When stories don’t feel good

I’m very late getting to this dissection of a StoryCorps segment last month but since I relayed it on NewsCut I should get complaints into the record, although it did not generate controversy on this blog.

It was the story of Dr. Joseph Linsk, in failing health at 94 and feeling regretful that he stole $2 intended for his family’s cleaning leady, who was African American and who couldn’t get another job in town after Linsk’s mother blamed her for the theft.

I didn’t frame it the way NPR did and perhaps that’s why it generated no complaints on this site. I placed it in the context of a subject I touch on from time to time: regret. NPR, on the other hand, asked if it’s ever too late to make amends. The answer is obvious in this story: Yes, it’s too late and the only issue is what’s left to do with regret at 94?

On her NPR website column, ombudsman Elizabeth Jensen relayed a letter from Wisconsin that objected.

Sometimes shame and shaming are appropriate feelings and responses to terrible evil, in this case keeping a secret for 86 years that likely harmed generations of lives. The act of an 8-year-old may be forgivable. Waiting nearly a century to try to seek amends is horrific. My complaint here, though, is NPR’s irresponsible reporting on this story. Only a white organization, with white reporters, white producers/editors, and white leadership would think this was a good way to report on the story. ‘Let’s help this poor old rich white man feel better.'”

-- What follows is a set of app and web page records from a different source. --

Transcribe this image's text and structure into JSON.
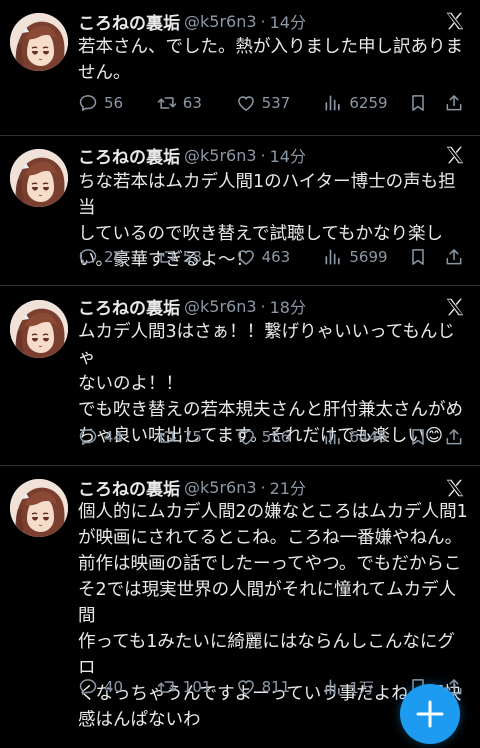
{
  "tweets": [
    {
      "name": "ころねの裏垢",
      "handle": "@k5r6n3",
      "sep": "·",
      "time": "14分",
      "text": "若本さん、でした。熱が入りました申し訳ありま\nせん。",
      "replies": "56",
      "retweets": "63",
      "likes": "537",
      "views": "6259"
    },
    {
      "name": "ころねの裏垢",
      "handle": "@k5r6n3",
      "sep": "·",
      "time": "14分",
      "text": "ちな若本はムカデ人間1のハイター博士の声も担当\nしているので吹き替えで試聴してもかなり楽し\nい。豪華すぎるよ〜！",
      "replies": "26",
      "retweets": "58",
      "likes": "463",
      "views": "5699"
    },
    {
      "name": "ころねの裏垢",
      "handle": "@k5r6n3",
      "sep": "·",
      "time": "18分",
      "text": "ムカデ人間3はさぁ！！繋げりゃいいってもんじゃ\nないのよ！！\nでも吹き替えの若本規夫さんと肝付兼太さんがめ\nちゃ良い味出してます。それだけでも楽しい😊",
      "replies": "44",
      "retweets": "75",
      "likes": "556",
      "views": "6446"
    },
    {
      "name": "ころねの裏垢",
      "handle": "@k5r6n3",
      "sep": "·",
      "time": "21分",
      "text": "個人的にムカデ人間2の嫌なところはムカデ人間1\nが映画にされてるとこね。ころね一番嫌やねん。\n前作は映画の話でしたーってやつ。でもだからこ\nそ2では現実世界の人間がそれに憧れてムカデ人間\n作っても1みたいに綺麗にはならんしこんなにグロ\nくなっちゃうんですよーっていう事だよね。不快\n感はんぱないわ",
      "replies": "40",
      "retweets": "101",
      "likes": "811",
      "views": "1万"
    }
  ],
  "colors": {
    "background": "#000000",
    "text": "#e7e9ea",
    "muted": "#8b98a5",
    "fab": "#1d9bf0"
  },
  "icons": [
    "reply-icon",
    "retweet-icon",
    "like-icon",
    "views-icon",
    "bookmark-icon",
    "share-icon",
    "x-logo-icon",
    "compose-icon"
  ]
}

StoryCorps posted this response on its Facebook page:

We want to acknowledge the tone of comments on this thread. This story is painful to hear. It is unsettling, not only in its specificity, but also in the fact that anyone with a sense of U.S. history knows that there are countless stories like this one that have never been told, countless people of color who have been taken advantage of, countless who have been suspect based on the color of their skin, and countless wrongs that have never been made right.

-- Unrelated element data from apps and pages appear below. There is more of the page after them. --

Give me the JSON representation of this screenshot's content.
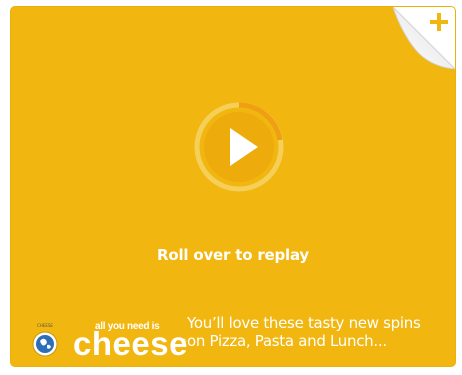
{
  "ad": {
    "accent_color": "#f1b60f",
    "play_icon": "play-icon",
    "replay_text": "Roll over to replay",
    "corner_icon": "plus-icon",
    "logo": {
      "brand_small": "all you need is",
      "brand_big": "cheese",
      "registered_mark": "®",
      "seal_icon": "globe-seal-icon"
    },
    "tagline": {
      "line1": "You’ll love these tasty new spins",
      "line2": "on Pizza, Pasta and Lunch..."
    }
  }
}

This story doesn’t include Pearl’s point of view or version of events. It’s one half of the story, since neither Pearl nor her children have a voice in it. We knew Pearl is no longer living, so we tried to locate descendants to see if they had heard this story and would be willing to tell what happened to Pearl after these events. When our search ran dry, we decided to ask for help from the general public locating her descendants. We are following up on your leads.

This is a story that was based on the memory of an 8-year-old child’s experience from more than 80 years ago; it is a slice taken from a man’s life and in no way a complete accounting of who Dr. Linsk has been personally or professionally throughout his life. But this story isn’t his alone — it’s part of our story as a country.

We value that Dr. Linsk shared his story and we are grateful for his openness. We hope this story, like the others that we share at StoryCorps, helps us make sense of our world and ourselves. As James Baldwin wrote, “Not everything that is faced can be changed; but nothing can be changed until it is faced.”

StoryCorps is an exception segment on the radio with valuable intent. People’s lives need to be shared even if they don’t make us feel good. We’ve gotten accustomed to the Friday morning segment making us feel good. But life isn’t like that. Sometimes it fills us with regret and sadness and that fact shouldn’t make us shy away from the stories.

For her part, Jensen suggested the problem may have been that StoryCorps tried to stuff a non feel-good life’s story into a feel-good template.